The computer system 1400 may include one or more memory devices 1410 on a bus for communicating information, such as the sample database 135 (FIG. 1) and/or operator database 140 (FIG. 1). In addition, code operable to cause the computer system to perform any of the acts or operations described herein may be stored in the memory 1410. The memory 1410 may be a random-access memory, read-only memory, programmable memory, hard disk drive or any other type of memory or storage device.

The computer system 1400 may include a display 1430, such as a liquid crystal display (LCD), a cathode ray tube (CRT), or any other display suitable for conveying information. The display 1430 may act as an interface for the operator to see the functioning of the processor 1405, or specifically as an interface with the software stored in the memory 1410 or in the drive unit 1415.

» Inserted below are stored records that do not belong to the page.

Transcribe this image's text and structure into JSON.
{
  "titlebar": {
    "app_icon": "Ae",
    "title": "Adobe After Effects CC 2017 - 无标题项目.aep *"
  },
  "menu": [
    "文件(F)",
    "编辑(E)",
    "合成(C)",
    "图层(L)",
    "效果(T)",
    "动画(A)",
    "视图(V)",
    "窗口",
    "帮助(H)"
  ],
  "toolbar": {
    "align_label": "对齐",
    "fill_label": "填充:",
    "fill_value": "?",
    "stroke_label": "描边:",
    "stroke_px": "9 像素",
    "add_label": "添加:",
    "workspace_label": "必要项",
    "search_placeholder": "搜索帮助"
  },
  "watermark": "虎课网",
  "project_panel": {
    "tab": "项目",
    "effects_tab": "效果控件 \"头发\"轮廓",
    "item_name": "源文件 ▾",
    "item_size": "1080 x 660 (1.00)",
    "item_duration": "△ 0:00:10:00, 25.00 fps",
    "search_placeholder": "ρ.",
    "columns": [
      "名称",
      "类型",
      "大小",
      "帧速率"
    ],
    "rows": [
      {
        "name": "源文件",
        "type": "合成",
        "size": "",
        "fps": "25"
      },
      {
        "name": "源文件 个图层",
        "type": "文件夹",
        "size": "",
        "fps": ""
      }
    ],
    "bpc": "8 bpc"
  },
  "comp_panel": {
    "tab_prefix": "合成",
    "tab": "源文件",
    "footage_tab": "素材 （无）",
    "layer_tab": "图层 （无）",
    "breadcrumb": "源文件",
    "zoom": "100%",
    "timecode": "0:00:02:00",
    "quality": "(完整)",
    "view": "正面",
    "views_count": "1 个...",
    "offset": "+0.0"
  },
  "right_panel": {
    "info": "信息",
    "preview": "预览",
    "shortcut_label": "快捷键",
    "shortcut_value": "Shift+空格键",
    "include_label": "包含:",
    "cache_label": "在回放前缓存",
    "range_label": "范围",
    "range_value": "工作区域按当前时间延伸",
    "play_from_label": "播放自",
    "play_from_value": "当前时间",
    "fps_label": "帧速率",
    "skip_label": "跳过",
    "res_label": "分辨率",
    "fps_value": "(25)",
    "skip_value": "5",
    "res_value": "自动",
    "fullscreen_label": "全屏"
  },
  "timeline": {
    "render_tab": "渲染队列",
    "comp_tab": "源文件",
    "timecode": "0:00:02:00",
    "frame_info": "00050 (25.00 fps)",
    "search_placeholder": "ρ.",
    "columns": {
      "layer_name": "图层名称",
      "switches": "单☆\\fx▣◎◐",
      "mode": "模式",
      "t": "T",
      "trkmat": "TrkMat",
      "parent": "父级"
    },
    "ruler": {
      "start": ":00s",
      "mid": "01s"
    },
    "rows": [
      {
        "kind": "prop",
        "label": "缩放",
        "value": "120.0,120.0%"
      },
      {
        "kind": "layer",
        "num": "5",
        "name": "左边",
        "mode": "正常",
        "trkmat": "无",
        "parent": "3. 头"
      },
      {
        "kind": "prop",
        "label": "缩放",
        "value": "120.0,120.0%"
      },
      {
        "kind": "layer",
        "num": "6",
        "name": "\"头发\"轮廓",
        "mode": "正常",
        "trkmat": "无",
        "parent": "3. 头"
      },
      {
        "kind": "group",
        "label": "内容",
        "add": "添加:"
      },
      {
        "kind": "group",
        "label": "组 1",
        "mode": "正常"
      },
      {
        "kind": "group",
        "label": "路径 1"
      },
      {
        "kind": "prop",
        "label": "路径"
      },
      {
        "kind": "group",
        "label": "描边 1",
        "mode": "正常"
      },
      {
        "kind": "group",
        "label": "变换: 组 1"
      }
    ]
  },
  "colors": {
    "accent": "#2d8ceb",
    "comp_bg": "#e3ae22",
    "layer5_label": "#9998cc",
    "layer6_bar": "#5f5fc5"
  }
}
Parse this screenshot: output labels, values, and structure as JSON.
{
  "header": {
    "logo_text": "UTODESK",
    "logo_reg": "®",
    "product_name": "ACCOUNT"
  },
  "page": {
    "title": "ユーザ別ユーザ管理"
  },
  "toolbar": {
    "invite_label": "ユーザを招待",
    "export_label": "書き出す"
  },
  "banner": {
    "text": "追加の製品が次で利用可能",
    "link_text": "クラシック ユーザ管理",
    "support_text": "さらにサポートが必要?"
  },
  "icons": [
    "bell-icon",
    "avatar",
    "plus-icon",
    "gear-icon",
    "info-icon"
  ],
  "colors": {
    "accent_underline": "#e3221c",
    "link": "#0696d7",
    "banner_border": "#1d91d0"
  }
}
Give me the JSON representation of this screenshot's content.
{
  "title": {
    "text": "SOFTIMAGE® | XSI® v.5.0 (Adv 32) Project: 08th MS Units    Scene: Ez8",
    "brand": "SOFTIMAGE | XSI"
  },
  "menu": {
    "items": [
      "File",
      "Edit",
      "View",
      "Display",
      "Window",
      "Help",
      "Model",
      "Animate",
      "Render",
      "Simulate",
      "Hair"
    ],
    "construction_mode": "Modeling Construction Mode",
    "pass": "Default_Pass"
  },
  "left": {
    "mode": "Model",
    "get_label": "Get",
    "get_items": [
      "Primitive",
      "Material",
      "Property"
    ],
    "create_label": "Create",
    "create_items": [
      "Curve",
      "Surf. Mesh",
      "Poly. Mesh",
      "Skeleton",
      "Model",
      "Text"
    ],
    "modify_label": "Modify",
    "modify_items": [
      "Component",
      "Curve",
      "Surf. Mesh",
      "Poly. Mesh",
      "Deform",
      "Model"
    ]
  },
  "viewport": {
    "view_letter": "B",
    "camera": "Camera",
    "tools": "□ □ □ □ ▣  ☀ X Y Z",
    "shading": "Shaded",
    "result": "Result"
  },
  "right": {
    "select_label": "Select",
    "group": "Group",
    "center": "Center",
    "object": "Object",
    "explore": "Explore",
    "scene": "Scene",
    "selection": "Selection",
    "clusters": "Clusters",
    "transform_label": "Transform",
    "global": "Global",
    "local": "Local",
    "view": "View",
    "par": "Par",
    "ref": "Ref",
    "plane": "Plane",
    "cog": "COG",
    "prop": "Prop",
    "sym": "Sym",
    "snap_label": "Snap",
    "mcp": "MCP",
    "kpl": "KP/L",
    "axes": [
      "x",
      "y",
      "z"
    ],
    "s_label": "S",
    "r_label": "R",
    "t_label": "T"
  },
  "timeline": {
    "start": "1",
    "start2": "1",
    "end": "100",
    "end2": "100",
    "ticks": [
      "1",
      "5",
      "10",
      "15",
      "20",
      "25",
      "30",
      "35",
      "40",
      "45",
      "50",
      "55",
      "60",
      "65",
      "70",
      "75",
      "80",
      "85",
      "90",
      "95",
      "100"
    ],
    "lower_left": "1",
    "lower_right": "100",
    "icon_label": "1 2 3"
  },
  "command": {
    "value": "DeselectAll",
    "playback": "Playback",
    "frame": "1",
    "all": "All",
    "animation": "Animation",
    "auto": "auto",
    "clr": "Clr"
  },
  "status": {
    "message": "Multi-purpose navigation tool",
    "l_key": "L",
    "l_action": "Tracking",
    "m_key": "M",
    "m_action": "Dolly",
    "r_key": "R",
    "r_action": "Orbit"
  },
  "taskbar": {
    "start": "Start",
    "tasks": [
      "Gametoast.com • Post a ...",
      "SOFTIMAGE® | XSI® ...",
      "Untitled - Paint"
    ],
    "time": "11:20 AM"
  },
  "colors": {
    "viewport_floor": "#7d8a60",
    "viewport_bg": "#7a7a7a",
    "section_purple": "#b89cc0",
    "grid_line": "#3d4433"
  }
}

Additionally, the computer system 1400 may include an input device 1425, such as a keyboard or mouse, configured to allow an operator to interact with any of the components of system 1400.

The computer system 1400 may also include a disk or optical drive unit 1415, such as the high-latency storage 110 (FIG. 1). The disk drive unit 1415 may include a computer-readable medium 1440 in which one or more sets of instructions 1445, e.g. software, can be embedded. Further, the instructions 1445 may perform one or more of the operations as described herein. The instructions 1445 may reside completely, or at least partially, within the memory 1410 and/or within the processor 1405 during execution by the computer system 1400. The memory 1410 and the processor 1405 also may include computer-readable media as discussed above.

The computer system 1400 may include a communication interface 1435 that enables communications via a network 1450. The network 1450 may include wired networks, wireless networks, or combinations thereof. The communication interface 1435 network may enable communications via any number of communication standards, such as 802.11, 802.12, 802.20, WiMax, cellular telephone standards, or other communication standards.

Accordingly, the method and system may be realized in hardware, software, or a combination of hardware and software. The method and system may be realized in a centralized fashion in at least one computer system or in a distributed fashion where different elements are spread across several interconnected computer systems. Any kind of computer system or other apparatus adapted for carrying out the methods described herein is suited. A typical combination of hardware and software may be a general-purpose computer system with a computer program that, when being loaded and executed, controls the computer system such that it carries out the methods described herein.

The method and system may also be embedded in a computer program product, which includes all the features enabling the implementation of the operations described herein and which, when loaded in a computer system, is able to carry out these operations. Computer program in the present context means any expression, in any language, code or notation, of a set of instructions intended to cause a system having an information processing capability to perform a particular function, either directly or after either or both of the following: a) conversion to another language, code or notation; b) reproduction in a different material form.

While the method and system has been described with reference to certain embodiments, it will be understood by those skilled in the art that various changes may be made and equivalents may be substituted without departing from the scope. In addition, many modifications may be made to adapt a particular situation or material to the teachings without departing from its scope. Therefore, it is intended that the present method and system not be limited to the particular embodiment disclosed, but that the method and system include all embodiments falling within the scope of the appended claims.